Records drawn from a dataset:
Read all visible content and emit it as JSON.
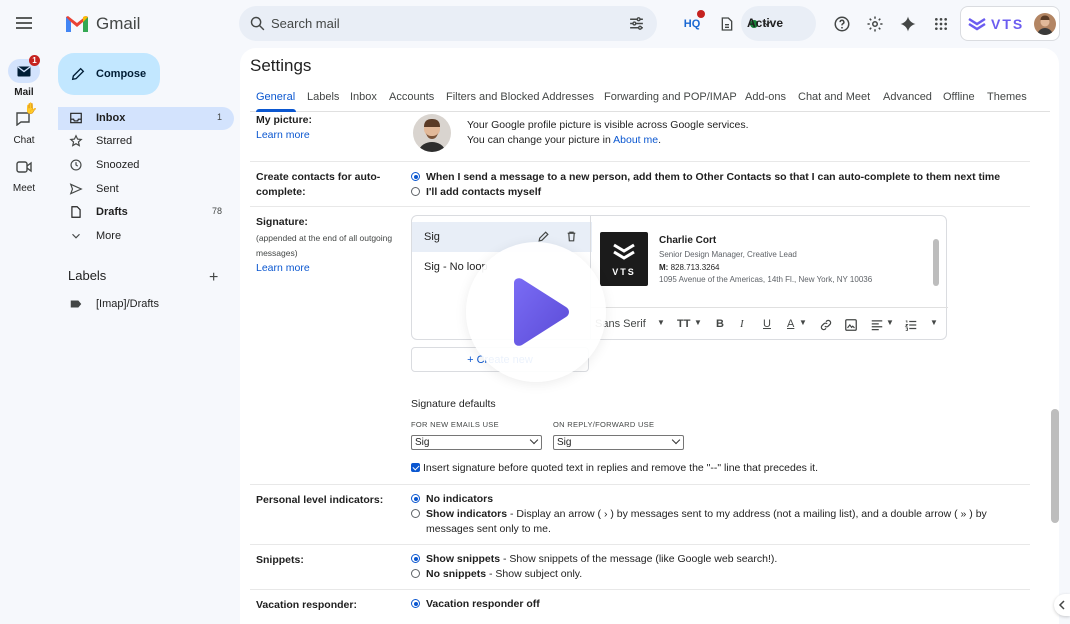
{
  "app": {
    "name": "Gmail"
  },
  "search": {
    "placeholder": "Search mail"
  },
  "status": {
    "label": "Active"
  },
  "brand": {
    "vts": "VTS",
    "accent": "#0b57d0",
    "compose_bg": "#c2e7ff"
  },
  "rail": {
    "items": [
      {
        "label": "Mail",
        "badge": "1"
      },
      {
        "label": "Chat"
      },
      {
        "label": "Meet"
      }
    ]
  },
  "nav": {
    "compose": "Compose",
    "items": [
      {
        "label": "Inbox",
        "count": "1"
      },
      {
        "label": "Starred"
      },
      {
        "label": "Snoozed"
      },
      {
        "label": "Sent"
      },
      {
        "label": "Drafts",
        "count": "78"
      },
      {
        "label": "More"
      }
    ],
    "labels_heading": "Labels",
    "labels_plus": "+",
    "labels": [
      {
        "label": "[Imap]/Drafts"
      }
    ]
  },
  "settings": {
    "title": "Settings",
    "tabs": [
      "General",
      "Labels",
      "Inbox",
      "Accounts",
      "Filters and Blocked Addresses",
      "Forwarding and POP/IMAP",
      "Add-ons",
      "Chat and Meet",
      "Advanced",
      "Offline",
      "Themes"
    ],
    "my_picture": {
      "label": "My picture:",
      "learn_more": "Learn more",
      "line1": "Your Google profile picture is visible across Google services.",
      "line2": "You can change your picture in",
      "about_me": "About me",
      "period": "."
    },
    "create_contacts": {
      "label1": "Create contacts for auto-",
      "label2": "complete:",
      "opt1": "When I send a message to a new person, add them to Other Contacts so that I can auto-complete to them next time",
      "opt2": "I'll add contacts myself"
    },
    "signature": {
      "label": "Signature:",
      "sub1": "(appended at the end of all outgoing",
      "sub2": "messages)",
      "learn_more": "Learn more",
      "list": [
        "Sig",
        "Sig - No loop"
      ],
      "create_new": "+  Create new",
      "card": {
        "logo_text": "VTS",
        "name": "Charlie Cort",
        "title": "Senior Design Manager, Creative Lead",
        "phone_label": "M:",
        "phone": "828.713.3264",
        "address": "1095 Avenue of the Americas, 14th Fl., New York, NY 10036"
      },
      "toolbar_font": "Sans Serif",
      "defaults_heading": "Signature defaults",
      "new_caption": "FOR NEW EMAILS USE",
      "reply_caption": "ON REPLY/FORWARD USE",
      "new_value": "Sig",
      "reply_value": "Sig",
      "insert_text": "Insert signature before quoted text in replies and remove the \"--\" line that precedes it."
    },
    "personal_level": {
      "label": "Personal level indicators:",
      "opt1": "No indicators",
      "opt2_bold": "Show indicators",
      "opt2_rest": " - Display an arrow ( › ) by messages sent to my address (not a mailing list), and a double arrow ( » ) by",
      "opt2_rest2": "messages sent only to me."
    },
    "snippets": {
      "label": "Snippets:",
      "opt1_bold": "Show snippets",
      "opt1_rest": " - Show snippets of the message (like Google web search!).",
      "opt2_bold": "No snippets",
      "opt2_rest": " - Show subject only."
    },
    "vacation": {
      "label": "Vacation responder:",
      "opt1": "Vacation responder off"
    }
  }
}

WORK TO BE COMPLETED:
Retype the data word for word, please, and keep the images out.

OUTPUT OF THE TASK:
Read all visible content and emit it as JSON.
{
  "app": {
    "name": "Gmail"
  },
  "search": {
    "placeholder": "Search mail"
  },
  "status": {
    "label": "Active"
  },
  "brand": {
    "vts": "VTS",
    "accent": "#0b57d0",
    "compose_bg": "#c2e7ff"
  },
  "rail": {
    "items": [
      {
        "label": "Mail",
        "badge": "1"
      },
      {
        "label": "Chat"
      },
      {
        "label": "Meet"
      }
    ]
  },
  "nav": {
    "compose": "Compose",
    "items": [
      {
        "label": "Inbox",
        "count": "1"
      },
      {
        "label": "Starred"
      },
      {
        "label": "Snoozed"
      },
      {
        "label": "Sent"
      },
      {
        "label": "Drafts",
        "count": "78"
      },
      {
        "label": "More"
      }
    ],
    "labels_heading": "Labels",
    "labels_plus": "+",
    "labels": [
      {
        "label": "[Imap]/Drafts"
      }
    ]
  },
  "settings": {
    "title": "Settings",
    "tabs": [
      "General",
      "Labels",
      "Inbox",
      "Accounts",
      "Filters and Blocked Addresses",
      "Forwarding and POP/IMAP",
      "Add-ons",
      "Chat and Meet",
      "Advanced",
      "Offline",
      "Themes"
    ],
    "my_picture": {
      "label": "My picture:",
      "learn_more": "Learn more",
      "line1": "Your Google profile picture is visible across Google services.",
      "line2": "You can change your picture in",
      "about_me": "About me",
      "period": "."
    },
    "create_contacts": {
      "label1": "Create contacts for auto-",
      "label2": "complete:",
      "opt1": "When I send a message to a new person, add them to Other Contacts so that I can auto-complete to them next time",
      "opt2": "I'll add contacts myself"
    },
    "signature": {
      "label": "Signature:",
      "sub1": "(appended at the end of all outgoing",
      "sub2": "messages)",
      "learn_more": "Learn more",
      "list": [
        "Sig",
        "Sig - No loop"
      ],
      "create_new": "+  Create new",
      "card": {
        "logo_text": "VTS",
        "name": "Charlie Cort",
        "title": "Senior Design Manager, Creative Lead",
        "phone_label": "M:",
        "phone": "828.713.3264",
        "address": "1095 Avenue of the Americas, 14th Fl., New York, NY 10036"
      },
      "toolbar_font": "Sans Serif",
      "defaults_heading": "Signature defaults",
      "new_caption": "FOR NEW EMAILS USE",
      "reply_caption": "ON REPLY/FORWARD USE",
      "new_value": "Sig",
      "reply_value": "Sig",
      "insert_text": "Insert signature before quoted text in replies and remove the \"--\" line that precedes it."
    },
    "personal_level": {
      "label": "Personal level indicators:",
      "opt1": "No indicators",
      "opt2_bold": "Show indicators",
      "opt2_rest": " - Display an arrow ( › ) by messages sent to my address (not a mailing list), and a double arrow ( » ) by",
      "opt2_rest2": "messages sent only to me."
    },
    "snippets": {
      "label": "Snippets:",
      "opt1_bold": "Show snippets",
      "opt1_rest": " - Show snippets of the message (like Google web search!).",
      "opt2_bold": "No snippets",
      "opt2_rest": " - Show subject only."
    },
    "vacation": {
      "label": "Vacation responder:",
      "opt1": "Vacation responder off"
    }
  }
}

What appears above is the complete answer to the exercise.